Full Title: Mathematical World, Exploring Mathematics through Photographic Images
by Richard Phillips, published by Key Curriculum Press, 2005
My school purchased this CD for $31.95 through keypress.com.
Why I ordered it: I want to use more photos and videos with my classroom projector, I really do. But I have a crappy digital camera, no camcorder, and I am usually not observant enough to take good pictures, anyway. And when I do see something promising, I never have my camera. So when I saw this CD that promised "185 full-color photographs [to] stimulate curiosity and challenge students to reflect on the mathematics at work in the world around them", I high-tailed it over to the department secretary and asked her to order it for me.
In a nutshell, the CD delivers with its sheer quantity of winning photographs that any math teacher would be able to put to good use.
When you put it in your CD drive it starts up its own little program which you use to browse, search, show a "large" version of each picture, and print pictures.

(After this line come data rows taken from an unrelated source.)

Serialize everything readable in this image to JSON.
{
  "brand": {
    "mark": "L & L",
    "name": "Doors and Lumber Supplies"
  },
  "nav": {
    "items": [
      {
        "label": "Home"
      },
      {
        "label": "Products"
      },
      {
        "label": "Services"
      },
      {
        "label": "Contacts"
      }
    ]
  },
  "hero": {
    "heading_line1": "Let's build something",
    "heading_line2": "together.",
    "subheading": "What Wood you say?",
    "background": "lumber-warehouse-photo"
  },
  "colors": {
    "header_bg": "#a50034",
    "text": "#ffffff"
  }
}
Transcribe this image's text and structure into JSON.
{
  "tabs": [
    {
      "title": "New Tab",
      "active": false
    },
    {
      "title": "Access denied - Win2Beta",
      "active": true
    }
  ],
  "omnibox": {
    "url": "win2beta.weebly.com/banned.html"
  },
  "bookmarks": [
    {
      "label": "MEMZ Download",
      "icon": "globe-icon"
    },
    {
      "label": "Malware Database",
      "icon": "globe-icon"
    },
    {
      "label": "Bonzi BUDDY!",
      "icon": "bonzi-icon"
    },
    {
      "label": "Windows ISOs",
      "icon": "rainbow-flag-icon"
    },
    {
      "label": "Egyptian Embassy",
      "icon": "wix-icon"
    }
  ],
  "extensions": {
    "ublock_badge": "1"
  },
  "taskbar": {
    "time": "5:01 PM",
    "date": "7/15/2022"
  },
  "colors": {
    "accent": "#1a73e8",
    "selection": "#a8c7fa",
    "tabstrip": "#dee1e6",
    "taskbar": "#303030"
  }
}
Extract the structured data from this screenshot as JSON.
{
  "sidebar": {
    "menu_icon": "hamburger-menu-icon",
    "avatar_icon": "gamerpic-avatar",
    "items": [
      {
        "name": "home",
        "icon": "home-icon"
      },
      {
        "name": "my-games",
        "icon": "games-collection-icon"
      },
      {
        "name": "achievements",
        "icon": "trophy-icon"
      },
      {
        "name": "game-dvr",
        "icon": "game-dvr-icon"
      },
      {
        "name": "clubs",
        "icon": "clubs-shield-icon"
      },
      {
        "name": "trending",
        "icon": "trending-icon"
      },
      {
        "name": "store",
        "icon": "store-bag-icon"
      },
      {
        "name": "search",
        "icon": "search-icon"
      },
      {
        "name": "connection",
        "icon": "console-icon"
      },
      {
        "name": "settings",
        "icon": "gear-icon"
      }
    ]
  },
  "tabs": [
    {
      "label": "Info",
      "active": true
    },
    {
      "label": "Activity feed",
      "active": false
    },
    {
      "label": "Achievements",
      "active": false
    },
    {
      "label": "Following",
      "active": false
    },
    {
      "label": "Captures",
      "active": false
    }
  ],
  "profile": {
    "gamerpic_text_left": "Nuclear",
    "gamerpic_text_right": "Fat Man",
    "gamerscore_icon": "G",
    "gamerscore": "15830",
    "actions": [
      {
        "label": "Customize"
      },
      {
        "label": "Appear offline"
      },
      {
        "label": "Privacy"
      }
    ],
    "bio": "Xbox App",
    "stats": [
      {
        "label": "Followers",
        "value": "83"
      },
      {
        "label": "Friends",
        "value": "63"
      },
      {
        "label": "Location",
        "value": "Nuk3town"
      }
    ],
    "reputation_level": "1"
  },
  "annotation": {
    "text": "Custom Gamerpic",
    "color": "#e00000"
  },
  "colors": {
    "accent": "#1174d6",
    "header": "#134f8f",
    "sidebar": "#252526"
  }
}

- You can browse thumbnails of all the photos easily.
- Easy to print a hard copy of a single photo.
- All the pictures are high quality and are clear when projected on my screen. What you want the learner to be able to see is easy to see.
- Most of the photos have what I would consider an acceptable level of difficulty and interesting-ness for high school. I'm not sure it would be as useful for middle school.
- Pictures have cultural and international flair including architecture, signage, storefronts, and measuring devices. Example:
- For many concepts, there are several pictures using the same concept with varying difficulty. Example:
I quickly scanned the pictures and tried to group them into categories. Some of these are overlapping, but here goes: tesselations, symmetry, rotational symmetry, proportion, solids & volume, angles, "guess what this sign in another country is trying to tell you", measuring devices & instruments, sundials, fibonacci in nature, 3dimensional packing, "find the pattern, write a rule, and extend", perspective & vanishing point, comparative measurements, estimation, slope/rate of change, circles.
- The commentary and suggested questions that come with the pictures are on the lame side. Because they are either just stupid ("How many right angles do you see?"), but mostly because they give away the store ("The bottom layer is a 16x16 square!")
- The search functionality is limited. If you don't happen to search for the first word in the title the publisher gave the photo, you are out of luck. Photo browsing doesn't seem to be organized by concept or any other method. This just means you will have to scan the thumbnails to find what you are looking for. Not that big a deal, to me.
- There is no easy way to copy the pictures digitally, for obvious rights-management reasons, I suppose, but it makes it hard to, say, superimpose a scale or grid. You will have to rely on some method of screen capture if you'd like to use the photos anywhere else on your computer.
- You have to have the CD to run the program. No installing it to your hard drive or shared drive.
Worth the money. Buy it.